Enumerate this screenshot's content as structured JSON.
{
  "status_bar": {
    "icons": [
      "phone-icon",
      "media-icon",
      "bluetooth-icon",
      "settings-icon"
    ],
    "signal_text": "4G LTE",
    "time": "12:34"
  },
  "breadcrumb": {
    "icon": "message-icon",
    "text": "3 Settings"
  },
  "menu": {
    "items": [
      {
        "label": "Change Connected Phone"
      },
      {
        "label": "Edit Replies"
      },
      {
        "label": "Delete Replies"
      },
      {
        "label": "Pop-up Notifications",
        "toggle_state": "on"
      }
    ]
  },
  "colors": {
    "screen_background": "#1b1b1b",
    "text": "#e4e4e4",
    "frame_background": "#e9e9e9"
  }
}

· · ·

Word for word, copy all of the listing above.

Enumerate this screenshot's content as structured JSON.
{
  "status_bar": {
    "icons": [
      "phone-icon",
      "media-icon",
      "bluetooth-icon",
      "settings-icon"
    ],
    "signal_text": "4G LTE",
    "time": "12:34"
  },
  "breadcrumb": {
    "icon": "message-icon",
    "text": "3 Settings"
  },
  "menu": {
    "items": [
      {
        "label": "Change Connected Phone"
      },
      {
        "label": "Edit Replies"
      },
      {
        "label": "Delete Replies"
      },
      {
        "label": "Pop-up Notifications",
        "toggle_state": "on"
      }
    ]
  },
  "colors": {
    "screen_background": "#1b1b1b",
    "text": "#e4e4e4",
    "frame_background": "#e9e9e9"
  }
}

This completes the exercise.